Strolling along Calle Preciados in Madrid, Ortega y Gasset or the Parque Sur shopping centre during this Christmas period (excuse the navel-gazing of capital, but one talks about where one lives), one can feel like the secondary character of a video game, who acts automatically, without a soul and without the rest of the protagonists being aware of his presence.

Android souls in search of the right detail or sales to give at Christmas or treat yourself to that treat that you estimate at a bargain price. It is in this period that the force of purchases squeezes the pocket and grabs (or should) the conscience. Greenpeace has already warned once again of the waste caused by the up to 120,000 tons of used clothes that are exported after use, almost all of which correspond to those chains located on the other side of the world that offer trousers at 3 euros. Most of them end up in Africa and Asia and not exactly in the fate that many expect, that of the children of South Africa on whom they are tempted to vent their sense of guilt: "I buy and then we save the poor, so double check, what can go wrong."

The consumption of garments skyrockets at Christmas, in addition to Black Friday, this time slowed down slightly by the increase in inflation that does not let up in Europe.

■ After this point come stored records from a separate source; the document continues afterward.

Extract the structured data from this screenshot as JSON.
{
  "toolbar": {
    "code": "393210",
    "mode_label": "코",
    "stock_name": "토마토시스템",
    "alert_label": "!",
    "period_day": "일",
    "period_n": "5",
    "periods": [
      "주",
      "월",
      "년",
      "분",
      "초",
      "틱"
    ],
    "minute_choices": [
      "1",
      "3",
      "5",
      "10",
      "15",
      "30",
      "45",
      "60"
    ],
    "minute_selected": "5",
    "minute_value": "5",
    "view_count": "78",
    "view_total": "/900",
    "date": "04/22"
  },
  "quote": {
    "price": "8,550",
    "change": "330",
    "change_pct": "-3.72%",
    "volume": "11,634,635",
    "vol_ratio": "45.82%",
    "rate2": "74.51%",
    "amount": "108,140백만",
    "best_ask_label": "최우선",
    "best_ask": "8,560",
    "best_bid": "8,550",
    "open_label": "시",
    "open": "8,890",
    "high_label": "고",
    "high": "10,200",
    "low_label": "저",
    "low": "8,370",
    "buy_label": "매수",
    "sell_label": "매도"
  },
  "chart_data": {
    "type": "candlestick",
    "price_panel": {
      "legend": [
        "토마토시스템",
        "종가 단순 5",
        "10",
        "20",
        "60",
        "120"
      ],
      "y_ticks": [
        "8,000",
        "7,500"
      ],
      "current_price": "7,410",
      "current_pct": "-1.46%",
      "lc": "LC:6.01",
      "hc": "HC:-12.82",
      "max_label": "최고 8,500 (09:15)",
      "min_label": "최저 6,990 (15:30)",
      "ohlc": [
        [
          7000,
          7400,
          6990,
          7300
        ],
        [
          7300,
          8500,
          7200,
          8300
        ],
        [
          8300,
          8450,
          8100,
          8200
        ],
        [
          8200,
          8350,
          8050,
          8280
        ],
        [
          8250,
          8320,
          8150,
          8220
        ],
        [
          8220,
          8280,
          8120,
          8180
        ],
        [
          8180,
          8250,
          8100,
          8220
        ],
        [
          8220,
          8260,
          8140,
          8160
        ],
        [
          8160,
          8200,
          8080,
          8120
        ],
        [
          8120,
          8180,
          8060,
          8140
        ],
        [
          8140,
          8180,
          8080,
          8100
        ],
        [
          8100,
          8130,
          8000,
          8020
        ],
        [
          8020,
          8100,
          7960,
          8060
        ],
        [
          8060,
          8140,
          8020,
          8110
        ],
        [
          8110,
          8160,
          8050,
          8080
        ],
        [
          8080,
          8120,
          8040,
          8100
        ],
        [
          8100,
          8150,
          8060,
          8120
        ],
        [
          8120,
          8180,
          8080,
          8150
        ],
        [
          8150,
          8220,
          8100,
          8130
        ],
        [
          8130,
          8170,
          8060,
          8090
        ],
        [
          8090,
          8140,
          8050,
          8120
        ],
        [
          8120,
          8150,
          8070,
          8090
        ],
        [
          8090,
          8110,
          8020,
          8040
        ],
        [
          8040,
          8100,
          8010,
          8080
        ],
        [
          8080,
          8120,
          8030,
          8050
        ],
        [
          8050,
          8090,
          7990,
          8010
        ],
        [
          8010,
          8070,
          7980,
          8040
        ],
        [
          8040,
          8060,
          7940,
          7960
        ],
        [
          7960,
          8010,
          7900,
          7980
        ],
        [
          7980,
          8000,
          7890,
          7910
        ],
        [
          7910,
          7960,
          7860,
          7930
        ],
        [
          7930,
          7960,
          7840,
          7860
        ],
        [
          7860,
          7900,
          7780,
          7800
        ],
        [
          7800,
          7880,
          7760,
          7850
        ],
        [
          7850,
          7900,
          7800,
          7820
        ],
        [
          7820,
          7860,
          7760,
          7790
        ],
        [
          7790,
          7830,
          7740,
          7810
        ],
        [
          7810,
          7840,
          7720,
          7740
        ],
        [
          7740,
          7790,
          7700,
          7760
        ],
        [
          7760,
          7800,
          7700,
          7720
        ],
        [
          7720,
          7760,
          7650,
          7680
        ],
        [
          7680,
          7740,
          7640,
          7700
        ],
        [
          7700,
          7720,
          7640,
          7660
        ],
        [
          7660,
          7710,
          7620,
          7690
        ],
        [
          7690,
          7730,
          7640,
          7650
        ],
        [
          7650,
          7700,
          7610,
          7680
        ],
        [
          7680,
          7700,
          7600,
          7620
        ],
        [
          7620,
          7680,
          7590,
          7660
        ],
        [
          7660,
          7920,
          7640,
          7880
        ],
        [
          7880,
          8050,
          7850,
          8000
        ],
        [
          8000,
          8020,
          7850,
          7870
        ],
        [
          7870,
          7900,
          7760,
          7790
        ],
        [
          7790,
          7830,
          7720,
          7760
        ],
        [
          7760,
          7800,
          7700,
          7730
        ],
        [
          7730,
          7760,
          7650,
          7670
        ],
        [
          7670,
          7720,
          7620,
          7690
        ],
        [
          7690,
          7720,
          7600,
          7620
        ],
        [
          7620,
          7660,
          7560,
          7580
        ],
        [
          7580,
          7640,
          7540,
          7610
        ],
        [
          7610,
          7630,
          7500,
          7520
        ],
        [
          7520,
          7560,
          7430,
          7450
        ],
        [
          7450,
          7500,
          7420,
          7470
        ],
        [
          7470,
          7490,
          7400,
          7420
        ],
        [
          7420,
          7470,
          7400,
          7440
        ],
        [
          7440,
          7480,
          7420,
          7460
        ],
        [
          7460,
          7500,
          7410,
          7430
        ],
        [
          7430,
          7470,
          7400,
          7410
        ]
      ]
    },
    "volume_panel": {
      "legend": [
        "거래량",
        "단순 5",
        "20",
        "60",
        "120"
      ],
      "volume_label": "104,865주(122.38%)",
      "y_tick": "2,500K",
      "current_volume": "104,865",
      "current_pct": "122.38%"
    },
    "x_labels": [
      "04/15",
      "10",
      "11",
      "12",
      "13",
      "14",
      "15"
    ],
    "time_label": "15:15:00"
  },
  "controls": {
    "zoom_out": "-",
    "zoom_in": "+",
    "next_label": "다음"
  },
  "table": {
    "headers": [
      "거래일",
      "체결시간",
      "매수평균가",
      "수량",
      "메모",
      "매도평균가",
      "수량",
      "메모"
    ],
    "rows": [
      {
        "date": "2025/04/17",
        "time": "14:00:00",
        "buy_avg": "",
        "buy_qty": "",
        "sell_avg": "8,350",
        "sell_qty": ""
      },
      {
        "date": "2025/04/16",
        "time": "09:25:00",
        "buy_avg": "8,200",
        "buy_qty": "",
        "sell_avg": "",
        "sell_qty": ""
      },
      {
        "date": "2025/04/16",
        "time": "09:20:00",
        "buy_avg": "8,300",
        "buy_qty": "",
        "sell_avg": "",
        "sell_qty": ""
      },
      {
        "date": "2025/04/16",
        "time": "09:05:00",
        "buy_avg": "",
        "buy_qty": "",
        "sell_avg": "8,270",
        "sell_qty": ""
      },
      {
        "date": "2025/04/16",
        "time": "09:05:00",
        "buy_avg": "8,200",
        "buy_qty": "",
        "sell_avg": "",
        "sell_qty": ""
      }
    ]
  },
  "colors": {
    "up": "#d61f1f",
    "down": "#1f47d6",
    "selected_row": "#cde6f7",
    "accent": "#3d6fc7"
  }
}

And it is precisely in this period when the need to turn around the way in which consumption spreads and in which we select our wardrobe to banish that mantra of "I have nothing to wear!" intensifies.

I recently showed a friend a suit I was planning to wear to an important event and she grabbed my arm to ask me in a bewildered voice how I could think of wearing back what I already used for another date and that I had shown on my social networks. Maybe three weeks had passed and we were talking about a black suit (the most neutral thing there is and with which, those who know me, know that I feel more comfortable) of very good quality, fitted and versatile from a French firm. The ideal set that goes beyond saving the ballot.

My response was spontaneous: "What I can't think of is to refrain from using it just because I've shown it on social media. If Queen Letizia repeats, what reason do I have not to do it?" He was silent for a few seconds and looked me in the eye (the process was real) and ended up telling me that he was absolutely right. To this day I still think that, even if she wore it, my friend hasn't fully followed this logic that she supported.


The Moda Re- cooperative, of Caritas, estimates that recycling rates are still low: only between 10 and 12% of the garments that have been used are reused, and that a large majority of Spaniards would like it to end up in the hands of "people in need", according to a survey by the OCU.

For one reason or another I know too many (?) people who have not found their own reconciliation with the wardrobe, and who are able to buy a garment in a mass consumption store just to go out that night or to show it on social networks, and then return it to the store with the label on, to the misfortune of those of us who come after us. Perhaps you are, like me, incapable of proceeding in this way because an unfair feeling of panic arises when you show up at the checkout to exchange a product; a remorse similar to the phantasmagorical one feels when one passes by the Guardia Civil and, suspecting that he has committed a crime, mentally reviews his last days.

It is the strength of the campaigns but, above all, the digital wave that drag an irrational consumption of garments, sometimes driven by that cursed word such as "trend" ('it's the opposite of the message of fashion'! Lorenzo Caprile claimed in a letter of opinion sent to YO DONA).

It doesn't mean that we can't have taste or the right when it comes to using certain temporary styles proposed by the big firms; It's about adapting these ideas to your own style, and not having others impose theirs on you. If cargo pants don't fit you, my friend, don't buy them, because they will be part of that stain that will end up in the Atacama Desert or in the Kenyan landfill of Dandora. That fashion is a model of expression, of life, of fun and escapism, that one likes to look good in a dress with shoulder pads or an accessory from BibiMarini, or Zara. The idea is to master the urge to buy everything new, everything latest, and ultimately everything you're told.


The fashion industry is beginning to make efforts to adapt to a more careful and circular consumption model, and those made-to-order garments are making a stomp: this is how Spanish designers and brands work, such as JCPajares, Duyos, Teresa Helbig, Alohas, Ecoalf, Cordera... And that promote platforms such as Vestiere Collective or showrooms such as EsFascinante... In addition to the companies that start manufacturing as a result of materials already used because, dear reader, there are plenty of them.

You can find here pieces that serve for multiple occasions, you just have to break that maniacal habit of dragging ourselves into collectivism, when even the international faces on the red carpet have launched themselves to repeat, even Paris Hilton herself, to put us out of proportion. Let us not be more papist than the Pope.

The revolutionary thing today is not to acquire the most eccentric garment. It's that they see you on social networks with the same model as two weeks ago.

Collectivism corrodes the human spirit, a provocative Ayn Rand said, so at this time of year one can expect to get off the track they draw out there to outline one's own. There are options, the only thing missing is for the generators of mass opinion, among which I include fashion communicators and editors, to assume these wardrobe dynamics by example to provide normality to the repeated wardrobe. Because, if the Queen does it, why can't you?

  • Christmas
  • Christmas Gifts
  • Black Friday
  • Sales
  • Queen Letizia